Iranian Director Asghar Farhadi won his second Oscar for Best Foreign Language Film Sunday at the 89th Academy Awards.
Farhadi won the Oscar for drama “The Salesman”, but said in a statement read on his behalf at the Academy Awards by Anousheh Ansari that he was not attending because of the disrespect the United States had shown seven majority Muslim countries who had been named in a travel ban earlier this month by the Trump administration.
“It a great honor to be receiving this valuable award for the second time,” Farhadi said in his statement, and after thanking those who worked with him on the film, got down to brass tacks.
“I’m sorry I’m not with you tonight.
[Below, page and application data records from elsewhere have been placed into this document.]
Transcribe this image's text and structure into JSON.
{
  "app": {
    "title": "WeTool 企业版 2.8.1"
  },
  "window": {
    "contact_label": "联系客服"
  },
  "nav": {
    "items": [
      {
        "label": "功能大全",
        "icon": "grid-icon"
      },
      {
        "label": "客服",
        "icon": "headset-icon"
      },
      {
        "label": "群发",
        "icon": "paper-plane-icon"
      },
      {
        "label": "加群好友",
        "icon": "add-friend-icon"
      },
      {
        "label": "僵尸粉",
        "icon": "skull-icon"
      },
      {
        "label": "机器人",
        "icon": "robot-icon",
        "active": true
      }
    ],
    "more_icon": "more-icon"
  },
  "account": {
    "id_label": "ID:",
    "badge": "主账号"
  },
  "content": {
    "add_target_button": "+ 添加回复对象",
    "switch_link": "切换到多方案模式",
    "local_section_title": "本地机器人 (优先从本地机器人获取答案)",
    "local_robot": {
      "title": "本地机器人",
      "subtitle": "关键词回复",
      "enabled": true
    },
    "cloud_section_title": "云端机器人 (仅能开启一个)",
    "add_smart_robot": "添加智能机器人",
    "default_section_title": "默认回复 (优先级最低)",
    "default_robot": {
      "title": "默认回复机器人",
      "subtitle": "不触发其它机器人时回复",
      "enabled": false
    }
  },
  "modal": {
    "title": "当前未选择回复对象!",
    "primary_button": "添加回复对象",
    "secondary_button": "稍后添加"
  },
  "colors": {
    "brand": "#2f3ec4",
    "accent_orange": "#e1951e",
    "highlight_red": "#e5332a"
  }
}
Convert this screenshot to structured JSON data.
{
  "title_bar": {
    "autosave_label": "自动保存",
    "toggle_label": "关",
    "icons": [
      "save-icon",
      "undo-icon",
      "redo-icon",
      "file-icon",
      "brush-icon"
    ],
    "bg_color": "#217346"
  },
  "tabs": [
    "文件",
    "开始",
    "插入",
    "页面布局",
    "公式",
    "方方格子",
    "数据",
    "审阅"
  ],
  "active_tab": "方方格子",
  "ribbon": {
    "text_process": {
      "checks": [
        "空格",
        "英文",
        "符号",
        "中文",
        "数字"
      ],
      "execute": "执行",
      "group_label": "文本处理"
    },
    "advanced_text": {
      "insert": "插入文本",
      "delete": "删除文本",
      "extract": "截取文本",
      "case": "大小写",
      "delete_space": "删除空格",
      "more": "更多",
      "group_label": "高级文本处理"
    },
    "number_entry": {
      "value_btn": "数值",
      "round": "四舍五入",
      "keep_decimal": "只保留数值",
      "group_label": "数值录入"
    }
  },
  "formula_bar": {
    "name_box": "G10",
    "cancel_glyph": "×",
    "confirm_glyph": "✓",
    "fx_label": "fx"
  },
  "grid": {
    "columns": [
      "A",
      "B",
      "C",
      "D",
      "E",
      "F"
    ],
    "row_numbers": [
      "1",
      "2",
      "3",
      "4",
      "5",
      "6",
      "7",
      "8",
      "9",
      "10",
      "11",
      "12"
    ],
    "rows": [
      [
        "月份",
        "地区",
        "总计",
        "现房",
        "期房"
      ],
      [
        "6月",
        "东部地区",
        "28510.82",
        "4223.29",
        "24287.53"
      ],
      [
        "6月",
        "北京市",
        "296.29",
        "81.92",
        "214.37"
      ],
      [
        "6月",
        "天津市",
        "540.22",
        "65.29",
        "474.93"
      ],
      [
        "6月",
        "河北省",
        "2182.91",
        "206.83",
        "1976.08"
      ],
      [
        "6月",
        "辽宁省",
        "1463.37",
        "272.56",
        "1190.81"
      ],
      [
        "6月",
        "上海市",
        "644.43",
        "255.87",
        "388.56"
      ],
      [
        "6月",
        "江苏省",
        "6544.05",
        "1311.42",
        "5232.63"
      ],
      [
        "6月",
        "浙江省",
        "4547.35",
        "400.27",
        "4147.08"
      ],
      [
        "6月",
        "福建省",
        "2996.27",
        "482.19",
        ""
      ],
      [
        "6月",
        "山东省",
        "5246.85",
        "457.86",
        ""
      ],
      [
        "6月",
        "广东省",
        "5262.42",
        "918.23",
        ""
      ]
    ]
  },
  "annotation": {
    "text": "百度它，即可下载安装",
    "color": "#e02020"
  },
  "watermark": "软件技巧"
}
My absence is out of respect for the people of my country and those of other six nations whom have been disrespected by the inhumane law that bans entry of immigrants to the U.S.”
After pausing for the applause of those gathered, Ansari continued with Farhadi’s statement.
“Dividing the world into the ‘us’ and ‘our enemies’ categories creates fear, a deceitful justification for aggression and war,” he said, adding that filmmakers create empathy, “and empathy we need to today now more than ever.”
After the ban was announced, Farhadi, 45, said in a statement: ‘I neither had the intention to not attend nor did I want to boycott the event as a show of objection, for I know that many in the American film industry and the Academy of Motion Picture Arts and Sciences are opposed to the fanaticism and extremism which are today taking place more than ever.’
Farhadi’s film The Salesman was nominated in the Foreign Language category alongside Land of Mine (Denmark), Toni Erdmann (Germany), A Man Called Ove (Sweden) and Tanna (Australia). The film follows a high school teacher (Shahab Hosseini) who seeks revenge against the perpetrator who attacked his wife (Taraneh Alidoosti) in their apartment.
The director made awards history in 2012 when his film A Separation became the first Iranian film to win an Oscar.